#### EXERCISE REQUIREMENTS:
Only a number is wanted here. Tally the lines of the data that contain "your".

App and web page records
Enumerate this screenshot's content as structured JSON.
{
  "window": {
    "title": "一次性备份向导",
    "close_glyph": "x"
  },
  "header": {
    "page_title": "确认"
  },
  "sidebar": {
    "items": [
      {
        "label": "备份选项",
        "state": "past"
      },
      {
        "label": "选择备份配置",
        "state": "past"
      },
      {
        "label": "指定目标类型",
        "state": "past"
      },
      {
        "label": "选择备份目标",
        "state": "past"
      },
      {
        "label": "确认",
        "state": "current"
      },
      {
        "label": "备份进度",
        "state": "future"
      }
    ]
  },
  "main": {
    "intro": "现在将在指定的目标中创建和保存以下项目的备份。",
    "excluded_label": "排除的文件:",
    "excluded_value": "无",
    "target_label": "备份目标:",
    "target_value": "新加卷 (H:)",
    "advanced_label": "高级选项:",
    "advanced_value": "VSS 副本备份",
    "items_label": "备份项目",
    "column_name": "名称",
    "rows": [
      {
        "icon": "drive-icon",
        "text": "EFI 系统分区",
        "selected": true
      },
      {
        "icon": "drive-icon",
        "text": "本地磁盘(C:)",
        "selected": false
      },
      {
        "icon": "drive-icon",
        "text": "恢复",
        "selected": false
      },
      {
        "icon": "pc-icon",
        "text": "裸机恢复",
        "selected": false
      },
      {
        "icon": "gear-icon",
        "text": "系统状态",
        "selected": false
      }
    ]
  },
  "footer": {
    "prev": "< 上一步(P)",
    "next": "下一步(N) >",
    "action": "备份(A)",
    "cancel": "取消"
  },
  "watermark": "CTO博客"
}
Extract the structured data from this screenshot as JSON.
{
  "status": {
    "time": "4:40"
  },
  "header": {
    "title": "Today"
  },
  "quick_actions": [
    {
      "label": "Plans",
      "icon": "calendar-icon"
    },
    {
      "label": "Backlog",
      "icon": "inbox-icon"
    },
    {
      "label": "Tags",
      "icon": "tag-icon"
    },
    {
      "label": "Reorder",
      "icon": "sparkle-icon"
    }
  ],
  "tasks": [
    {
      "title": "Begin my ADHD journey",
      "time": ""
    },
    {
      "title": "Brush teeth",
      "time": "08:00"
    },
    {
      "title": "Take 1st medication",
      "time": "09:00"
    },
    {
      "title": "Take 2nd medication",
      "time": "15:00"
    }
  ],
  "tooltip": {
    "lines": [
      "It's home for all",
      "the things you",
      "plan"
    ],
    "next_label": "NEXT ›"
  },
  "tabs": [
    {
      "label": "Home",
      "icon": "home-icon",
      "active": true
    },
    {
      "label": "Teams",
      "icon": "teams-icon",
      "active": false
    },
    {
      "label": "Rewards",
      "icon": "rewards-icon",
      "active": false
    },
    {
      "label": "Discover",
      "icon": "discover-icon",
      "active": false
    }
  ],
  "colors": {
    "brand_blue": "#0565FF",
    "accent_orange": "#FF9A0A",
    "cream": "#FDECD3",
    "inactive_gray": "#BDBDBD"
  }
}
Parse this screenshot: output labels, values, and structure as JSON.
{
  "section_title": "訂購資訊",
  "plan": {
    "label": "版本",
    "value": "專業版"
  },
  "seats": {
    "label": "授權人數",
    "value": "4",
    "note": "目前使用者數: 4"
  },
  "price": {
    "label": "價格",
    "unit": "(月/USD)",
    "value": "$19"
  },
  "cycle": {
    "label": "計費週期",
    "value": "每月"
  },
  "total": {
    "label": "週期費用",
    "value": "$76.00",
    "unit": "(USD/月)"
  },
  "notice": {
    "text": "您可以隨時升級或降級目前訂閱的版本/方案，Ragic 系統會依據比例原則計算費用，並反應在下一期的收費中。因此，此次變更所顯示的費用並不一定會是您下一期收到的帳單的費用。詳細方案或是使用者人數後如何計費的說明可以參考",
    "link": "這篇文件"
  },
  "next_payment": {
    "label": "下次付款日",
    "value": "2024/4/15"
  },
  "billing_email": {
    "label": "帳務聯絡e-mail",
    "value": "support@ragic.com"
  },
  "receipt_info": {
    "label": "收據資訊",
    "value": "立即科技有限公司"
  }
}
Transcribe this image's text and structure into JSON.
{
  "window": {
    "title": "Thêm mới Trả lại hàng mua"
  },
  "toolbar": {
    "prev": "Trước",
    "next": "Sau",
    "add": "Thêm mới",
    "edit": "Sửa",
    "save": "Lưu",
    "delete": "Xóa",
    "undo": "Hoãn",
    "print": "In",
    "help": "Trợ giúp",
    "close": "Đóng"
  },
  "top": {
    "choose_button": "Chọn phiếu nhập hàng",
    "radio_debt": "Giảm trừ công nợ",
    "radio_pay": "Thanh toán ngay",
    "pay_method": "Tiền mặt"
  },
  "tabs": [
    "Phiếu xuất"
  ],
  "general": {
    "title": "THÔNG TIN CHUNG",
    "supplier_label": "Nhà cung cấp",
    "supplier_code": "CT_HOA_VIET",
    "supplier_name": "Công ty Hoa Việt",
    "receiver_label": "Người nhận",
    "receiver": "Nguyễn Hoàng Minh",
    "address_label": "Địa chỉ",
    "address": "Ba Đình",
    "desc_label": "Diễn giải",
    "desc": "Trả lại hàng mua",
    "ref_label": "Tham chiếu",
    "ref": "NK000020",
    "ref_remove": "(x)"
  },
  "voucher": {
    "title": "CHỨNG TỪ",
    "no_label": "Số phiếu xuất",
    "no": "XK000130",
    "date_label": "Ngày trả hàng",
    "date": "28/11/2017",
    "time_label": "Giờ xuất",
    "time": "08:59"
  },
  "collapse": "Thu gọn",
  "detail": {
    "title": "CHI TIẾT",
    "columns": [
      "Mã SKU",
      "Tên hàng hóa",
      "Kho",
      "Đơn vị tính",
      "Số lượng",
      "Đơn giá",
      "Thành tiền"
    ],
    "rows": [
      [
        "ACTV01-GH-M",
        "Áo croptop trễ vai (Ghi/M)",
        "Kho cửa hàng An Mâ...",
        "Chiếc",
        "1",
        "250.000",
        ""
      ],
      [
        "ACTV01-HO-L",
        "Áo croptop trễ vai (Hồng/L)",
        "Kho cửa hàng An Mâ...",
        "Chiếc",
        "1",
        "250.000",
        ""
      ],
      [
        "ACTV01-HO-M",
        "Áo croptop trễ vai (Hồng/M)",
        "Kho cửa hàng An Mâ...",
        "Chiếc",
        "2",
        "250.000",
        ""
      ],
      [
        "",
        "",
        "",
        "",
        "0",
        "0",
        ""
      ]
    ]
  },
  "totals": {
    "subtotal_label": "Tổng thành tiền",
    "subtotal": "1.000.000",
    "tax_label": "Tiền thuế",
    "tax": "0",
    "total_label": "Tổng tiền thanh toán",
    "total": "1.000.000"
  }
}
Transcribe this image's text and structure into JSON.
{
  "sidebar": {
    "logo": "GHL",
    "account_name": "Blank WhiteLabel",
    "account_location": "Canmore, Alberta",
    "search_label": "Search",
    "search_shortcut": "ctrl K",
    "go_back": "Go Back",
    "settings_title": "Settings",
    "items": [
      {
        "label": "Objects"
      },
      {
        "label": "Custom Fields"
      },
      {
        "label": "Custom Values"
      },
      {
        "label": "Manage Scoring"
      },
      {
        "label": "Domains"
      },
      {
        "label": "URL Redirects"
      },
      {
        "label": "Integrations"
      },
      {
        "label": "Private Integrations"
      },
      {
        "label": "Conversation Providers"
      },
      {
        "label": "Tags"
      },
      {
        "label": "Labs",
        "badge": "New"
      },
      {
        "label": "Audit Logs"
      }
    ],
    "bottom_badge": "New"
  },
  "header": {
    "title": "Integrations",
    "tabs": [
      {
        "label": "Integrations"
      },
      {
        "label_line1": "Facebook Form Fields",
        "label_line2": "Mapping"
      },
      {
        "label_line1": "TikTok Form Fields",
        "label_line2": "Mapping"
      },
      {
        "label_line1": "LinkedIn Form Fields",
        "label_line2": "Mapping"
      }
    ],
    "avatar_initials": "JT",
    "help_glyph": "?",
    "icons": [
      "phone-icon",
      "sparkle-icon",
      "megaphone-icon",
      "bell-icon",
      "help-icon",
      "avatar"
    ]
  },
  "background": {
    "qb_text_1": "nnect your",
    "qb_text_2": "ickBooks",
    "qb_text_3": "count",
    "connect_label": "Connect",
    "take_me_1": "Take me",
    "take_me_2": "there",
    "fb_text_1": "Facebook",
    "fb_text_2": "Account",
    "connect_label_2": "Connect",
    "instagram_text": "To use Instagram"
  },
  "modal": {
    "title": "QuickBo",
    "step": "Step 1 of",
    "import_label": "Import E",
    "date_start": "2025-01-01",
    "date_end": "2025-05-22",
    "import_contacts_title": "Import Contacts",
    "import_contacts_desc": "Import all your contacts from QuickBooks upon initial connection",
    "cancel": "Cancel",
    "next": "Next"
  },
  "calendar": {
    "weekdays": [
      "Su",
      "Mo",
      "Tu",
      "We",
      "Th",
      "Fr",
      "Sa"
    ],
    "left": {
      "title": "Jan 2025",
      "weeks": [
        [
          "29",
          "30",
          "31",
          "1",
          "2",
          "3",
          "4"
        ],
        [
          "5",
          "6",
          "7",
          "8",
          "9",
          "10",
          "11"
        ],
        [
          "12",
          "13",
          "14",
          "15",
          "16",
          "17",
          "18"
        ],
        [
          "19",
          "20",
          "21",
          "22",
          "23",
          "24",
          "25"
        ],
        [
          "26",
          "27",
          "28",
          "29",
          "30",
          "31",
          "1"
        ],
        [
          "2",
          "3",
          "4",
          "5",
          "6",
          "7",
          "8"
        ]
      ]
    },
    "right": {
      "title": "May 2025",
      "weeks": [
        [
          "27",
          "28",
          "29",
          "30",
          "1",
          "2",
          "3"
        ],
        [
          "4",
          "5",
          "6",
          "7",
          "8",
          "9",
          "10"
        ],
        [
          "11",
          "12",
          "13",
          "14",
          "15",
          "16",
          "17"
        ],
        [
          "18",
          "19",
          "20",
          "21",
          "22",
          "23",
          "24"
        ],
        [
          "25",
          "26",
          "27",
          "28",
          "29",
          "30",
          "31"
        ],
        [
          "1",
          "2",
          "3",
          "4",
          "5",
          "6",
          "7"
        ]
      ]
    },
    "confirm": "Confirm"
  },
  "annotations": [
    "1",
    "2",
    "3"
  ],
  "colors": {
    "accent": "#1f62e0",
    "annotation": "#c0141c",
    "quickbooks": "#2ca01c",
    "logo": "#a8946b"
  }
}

#### EXERCISE OUTPUT:
2